The shape of shield on which arms were displayed varied widely from the classic medieval shape to ornate renaissance cartouches. The shape of shield usually has no heraldic significance (i.e. Lord Scrope’s blue field with a gold bend is the same coat no matter what shape it’s painted on). It is a convention, however, for unmarried ladies to display their arms on lozenge (diamond shape) since they did not bear shields in battle (not that men did anymore, either). The Queen was an exception to this as her arms (the arms of England) were never displayed on a lozenge.
A woman did not have arms in her own right (with very few exceptions) but used her father's arms until she was married, at which point she could display her husband’s arms on the dexter half of a shield "impaled" with her paternal arms on the sinister half, as shown in the portrait of Mary Hill, Mistress Mackwilliam, above. (Note that dexter is the left as you look at it; in heraldic terms the dexter is the right side of the knight holding the shield.) This combining of arms is called marshaling.

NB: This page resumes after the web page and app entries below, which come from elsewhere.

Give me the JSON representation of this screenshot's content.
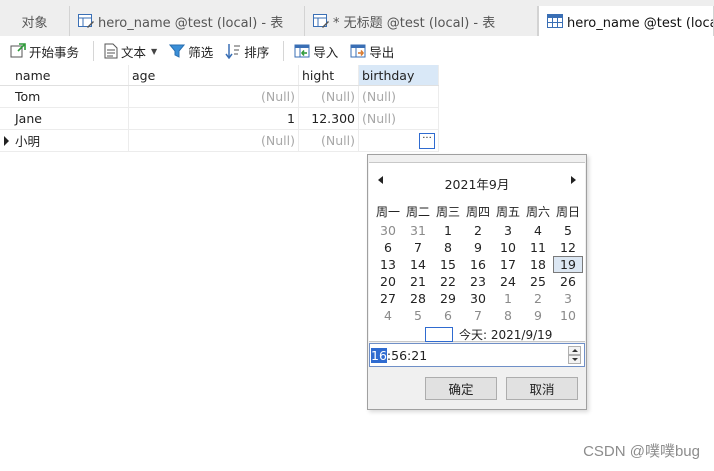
{
  "tabs": [
    {
      "label": "对象",
      "icon": "none"
    },
    {
      "label": "hero_name @test (local) - 表",
      "icon": "table-edit-icon"
    },
    {
      "label": "* 无标题 @test (local) - 表",
      "icon": "table-edit-icon"
    },
    {
      "label": "hero_name @test (local) - 表",
      "icon": "table-icon"
    }
  ],
  "toolbar": {
    "begin_transaction": "开始事务",
    "text": "文本",
    "filter": "筛选",
    "sort": "排序",
    "import": "导入",
    "export": "导出"
  },
  "grid": {
    "columns": [
      "name",
      "age",
      "hight",
      "birthday"
    ],
    "rows": [
      {
        "name": "Tom",
        "age": "(Null)",
        "hight": "(Null)",
        "birthday": "(Null)"
      },
      {
        "name": "Jane",
        "age": "1",
        "hight": "12.300",
        "birthday": "(Null)"
      },
      {
        "name": "小明",
        "age": "(Null)",
        "hight": "(Null)",
        "birthday": ""
      }
    ],
    "ellipsis": "···"
  },
  "calendar": {
    "title": "2021年9月",
    "weekdays": [
      "周一",
      "周二",
      "周三",
      "周四",
      "周五",
      "周六",
      "周日"
    ],
    "days": [
      {
        "d": "30",
        "o": true
      },
      {
        "d": "31",
        "o": true
      },
      {
        "d": "1"
      },
      {
        "d": "2"
      },
      {
        "d": "3"
      },
      {
        "d": "4"
      },
      {
        "d": "5"
      },
      {
        "d": "6"
      },
      {
        "d": "7"
      },
      {
        "d": "8"
      },
      {
        "d": "9"
      },
      {
        "d": "10"
      },
      {
        "d": "11"
      },
      {
        "d": "12"
      },
      {
        "d": "13"
      },
      {
        "d": "14"
      },
      {
        "d": "15"
      },
      {
        "d": "16"
      },
      {
        "d": "17"
      },
      {
        "d": "18"
      },
      {
        "d": "19",
        "t": true
      },
      {
        "d": "20"
      },
      {
        "d": "21"
      },
      {
        "d": "22"
      },
      {
        "d": "23"
      },
      {
        "d": "24"
      },
      {
        "d": "25"
      },
      {
        "d": "26"
      },
      {
        "d": "27"
      },
      {
        "d": "28"
      },
      {
        "d": "29"
      },
      {
        "d": "30"
      },
      {
        "d": "1",
        "o": true
      },
      {
        "d": "2",
        "o": true
      },
      {
        "d": "3",
        "o": true
      },
      {
        "d": "4",
        "o": true
      },
      {
        "d": "5",
        "o": true
      },
      {
        "d": "6",
        "o": true
      },
      {
        "d": "7",
        "o": true
      },
      {
        "d": "8",
        "o": true
      },
      {
        "d": "9",
        "o": true
      },
      {
        "d": "10",
        "o": true
      }
    ],
    "today_label": "今天: 2021/9/19",
    "time_hour": "16",
    "time_rest": ":56:21",
    "ok_label": "确定",
    "cancel_label": "取消"
  },
  "watermark": "CSDN @噗噗bug",
  "colors": {
    "accent": "#2f6bd0",
    "header_selected": "#d9e8f7",
    "null_text": "#a8a8a8"
  }
}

Another use for marshaling arms by impalement was to show official arms impaled with the office-holder’s personal arms, such as the arms of the See of Canterbury (dexter) impaled with Matthew Parker’s arms in sinister.
A woman’s paternal arms would not be passed down to her descendants unless she had no brothers. In this case she and all her sisters are heraldic co-heiresses and their children would quarter their mother’s arms with their father’s. The most famous quartered arms have a different story. The royal arms quarter France and England because Edward III wanted to illustrate his dynastic claim to the French throne. The French arms occupy the 1st and 4th quarters (i.e. where the father’s arms would be quartered) because France was considered the more ancient kingdom.
Over many generations some coats could collect many quarterings through marriages to heiresses (each individual coat is still called a quartering even if there are more than four). Even if one is entitled to display a shield with enough quarterings to make it look like an intricate patchwork quilt it is not always advantageous to show them all. Arms are for identification, and patchwork arms are difficult to distinguish from others, especially at a distance. So, the first quartering (the original arms passed down in direct male descent) would often be displayed alone on banners or painted shields used as decorations.